</u><u who="sm5141"> all right # i i don't like to be restricted in my poetry you see and i want to write what i want to write about and not be conform to like a certain kind of

</u><u who="nm5095"> good

</u><u who="sm5141"> form as such i'd rather do free verse and

</u><u who="nm5095"> what about what about restriction being liberation

</u><u who="sm5141"> restriction being progression in the sense of that

</u><u who="nm5095"> Igor Stravinsky # said restriction is is liberation restriction that that if you're given a a particular form in which in which to write whether you're a writer a composer or an artist or a film maker where there are conventions too # it actually is much more liberating than just being into your own devices

</u><u who="sm5141"> i'm willing to try that it's just i don't want to be i want to be my own individual as in rather than conform to certain ways

</u><u who="nm5095"> yeah

</u><u who="sm5141"> write how i want to write and most of it is like more emotional in the sense as about me as a person and more sort of philosophical ideas and

</u><u who="nm5095"> mm-hmm it's good it's good it's a good it's a good it's a good poetic the wider though the public though is the reason that i that i i give you and the writers that you're working with give you particular exercises which are restrictive is that is to help teach you and develop a facility that's that's the important thing a facility so that you can actually fulfil that poetic of of yours so that when the moment strikes you you'll be equipped to carry it out because otherwise you won't be you'll be you'll be basically splashing around not able to swim so i'm going to set you a final a final exercise which is to # <gap reason="inaudible" extent="1 sec"/> no let's # two there are two there are two exercises one one is # one one will make one of these exercises will make you hate my guts i'm afraid but everybody's done it and it's your turn in The New Poetry on page one-ninety there's a poem by Sean O'Brian Sean O'Brian it's called After the Fall you'll find it on page one-ninety of The New Poetry and # on page one-nine-three there's another poem by Sean O'Brian called Fiction and the Reading Public what's that funny noise
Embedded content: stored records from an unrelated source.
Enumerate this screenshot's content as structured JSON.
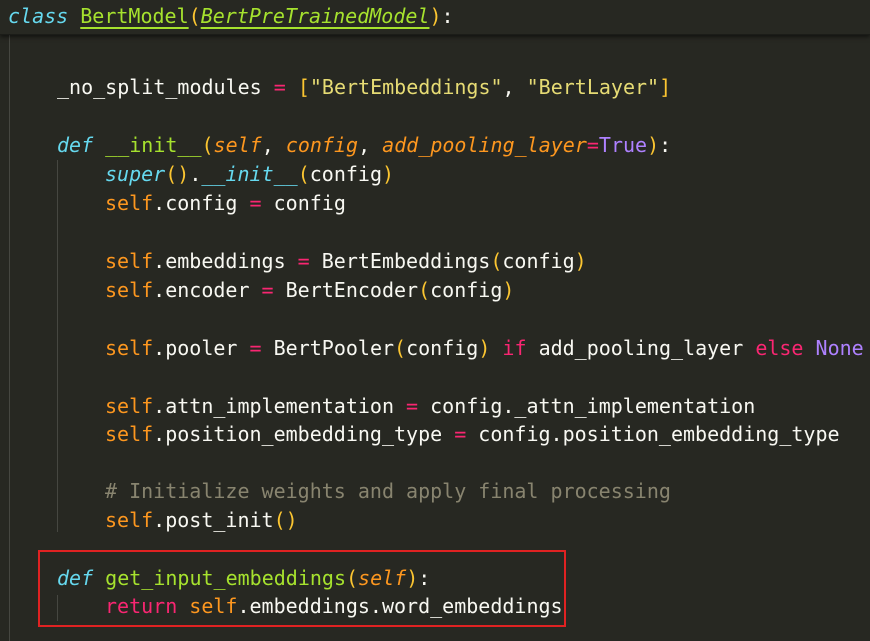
{
  "code": {
    "class_line": {
      "kw": "class",
      "name": "BertModel",
      "open": "(",
      "base": "BertPreTrainedModel",
      "close": ")",
      "colon": ":"
    },
    "no_split": {
      "name": "_no_split_modules",
      "eq": "=",
      "lb": "[",
      "s1": "\"BertEmbeddings\"",
      "comma": ",",
      "s2": "\"BertLayer\"",
      "rb": "]"
    },
    "init_def": {
      "kw": "def",
      "name": "__init__",
      "open": "(",
      "p_self": "self",
      "c1": ",",
      "p_config": "config",
      "c2": ",",
      "p_pool": "add_pooling_layer",
      "eq": "=",
      "default": "True",
      "close": ")",
      "colon": ":"
    },
    "super_line": {
      "fn": "super",
      "call": "()",
      "dot": ".",
      "method": "__init__",
      "open": "(",
      "arg": "config",
      "close": ")"
    },
    "config_line": {
      "self": "self",
      "rest": ".config",
      "eq": "=",
      "val": "config"
    },
    "emb_line": {
      "self": "self",
      "rest": ".embeddings",
      "eq": "=",
      "cls": "BertEmbeddings",
      "open": "(",
      "arg": "config",
      "close": ")"
    },
    "enc_line": {
      "self": "self",
      "rest": ".encoder",
      "eq": "=",
      "cls": "BertEncoder",
      "open": "(",
      "arg": "config",
      "close": ")"
    },
    "pool_line": {
      "self": "self",
      "rest": ".pooler",
      "eq": "=",
      "cls": "BertPooler",
      "open": "(",
      "arg": "config",
      "close": ")",
      "if": "if",
      "cond": "add_pooling_layer",
      "else": "else",
      "none": "None"
    },
    "attn_line": {
      "self": "self",
      "rest": ".attn_implementation",
      "eq": "=",
      "val": "config._attn_implementation"
    },
    "pos_line": {
      "self": "self",
      "rest": ".position_embedding_type",
      "eq": "=",
      "val": "config.position_embedding_type"
    },
    "comment_line": "# Initialize weights and apply final processing",
    "post_line": {
      "self": "self",
      "rest": ".post_init",
      "call": "()"
    },
    "get_def": {
      "kw": "def",
      "name": "get_input_embeddings",
      "open": "(",
      "p_self": "self",
      "close": ")",
      "colon": ":"
    },
    "return_line": {
      "kw": "return",
      "self": "self",
      "rest": ".embeddings.word_embeddings"
    }
  },
  "colors": {
    "background": "#272822",
    "keyword": "#f92672",
    "storage": "#66d9ef",
    "function": "#a6e22e",
    "parameter": "#fd971f",
    "string": "#e6db74",
    "constant": "#ae81ff",
    "comment": "#88846f",
    "bracket": "#fbc531",
    "highlight_border": "#e02222"
  }
}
</u><u who="sm5097"> somebody whistling <gap reason="inaudible" extent="1 sec"/>

</u><u who="nm5095"> Fiction and the Reading Public i want you to memorise that poem that's the one that's going to make you hate me i want you to memorise that poem Fiction and the Reading Public you'll find that it's easy to memorise because it's in a very strong rhythm got it and with the After the Fall piece what i want you to do is is to do what he's done here which is find a poem in another language you can do this by all sorts of tricks by the way because there'll be translations available translate it or have it translated or just choose a book that's where it's already translated and copy it out and then write an imitation of it write an imitation of that poem write an imitation i want you to imitate it and turn it into your own poem find a poem in a foreign language find a translation of that poem imitate the translation make it into your own poem those are those are the four steps Sean O'Brian takes this poem here by <gap reason="inaudible" extent="1 sec"/> the nineteenth century French p-, poet and he updates it so it's now taking place in the early nineteen-nineties i'm sure if you read this poem you'll find phrases where it says like Mrs Selfridges Sock Shop and <gap reason="inaudible" extent="1 sec"/> this world is not Eastbourne it has no opinions Songs of Praise all sorts of things like this are mentioned in this poem that weren't actually in the <gap reason="inaudible" extent="1 sec"/> poem he's made it his own poem i want you to make your own poem out of something from another language because honeys that's actually what we do all the time when we're writing poetry thank you for your watch it's now twelve-thirty see you tonight Doris Lessing have lots of questions ready </u>